▶ INSTRUCTIONS FOR THE TASK: Hand back the entries below exactly.

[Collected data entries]
__________________________________________________
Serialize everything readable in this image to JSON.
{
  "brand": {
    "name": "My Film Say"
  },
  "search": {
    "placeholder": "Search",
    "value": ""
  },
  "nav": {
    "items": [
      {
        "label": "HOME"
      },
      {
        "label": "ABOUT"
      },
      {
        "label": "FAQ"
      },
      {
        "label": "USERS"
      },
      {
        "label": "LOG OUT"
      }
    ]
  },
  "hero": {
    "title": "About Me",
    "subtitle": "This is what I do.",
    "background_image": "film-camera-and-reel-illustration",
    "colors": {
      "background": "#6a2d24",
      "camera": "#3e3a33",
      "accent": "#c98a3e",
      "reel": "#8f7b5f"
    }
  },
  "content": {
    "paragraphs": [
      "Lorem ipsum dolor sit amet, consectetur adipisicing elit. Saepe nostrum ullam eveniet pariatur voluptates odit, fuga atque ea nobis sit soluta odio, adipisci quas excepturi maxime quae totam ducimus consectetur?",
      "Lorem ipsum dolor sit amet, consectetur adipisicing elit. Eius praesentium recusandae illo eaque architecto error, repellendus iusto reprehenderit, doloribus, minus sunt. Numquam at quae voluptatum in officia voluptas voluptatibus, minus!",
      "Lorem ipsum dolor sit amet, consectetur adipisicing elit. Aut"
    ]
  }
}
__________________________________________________
▶ WRITTEN RESPONSE:
Serialize everything readable in this image to JSON.
{
  "brand": {
    "name": "My Film Say"
  },
  "search": {
    "placeholder": "Search",
    "value": ""
  },
  "nav": {
    "items": [
      {
        "label": "HOME"
      },
      {
        "label": "ABOUT"
      },
      {
        "label": "FAQ"
      },
      {
        "label": "USERS"
      },
      {
        "label": "LOG OUT"
      }
    ]
  },
  "hero": {
    "title": "About Me",
    "subtitle": "This is what I do.",
    "background_image": "film-camera-and-reel-illustration",
    "colors": {
      "background": "#6a2d24",
      "camera": "#3e3a33",
      "accent": "#c98a3e",
      "reel": "#8f7b5f"
    }
  },
  "content": {
    "paragraphs": [
      "Lorem ipsum dolor sit amet, consectetur adipisicing elit. Saepe nostrum ullam eveniet pariatur voluptates odit, fuga atque ea nobis sit soluta odio, adipisci quas excepturi maxime quae totam ducimus consectetur?",
      "Lorem ipsum dolor sit amet, consectetur adipisicing elit. Eius praesentium recusandae illo eaque architecto error, repellendus iusto reprehenderit, doloribus, minus sunt. Numquam at quae voluptatum in officia voluptas voluptatibus, minus!",
      "Lorem ipsum dolor sit amet, consectetur adipisicing elit. Aut"
    ]
  }
}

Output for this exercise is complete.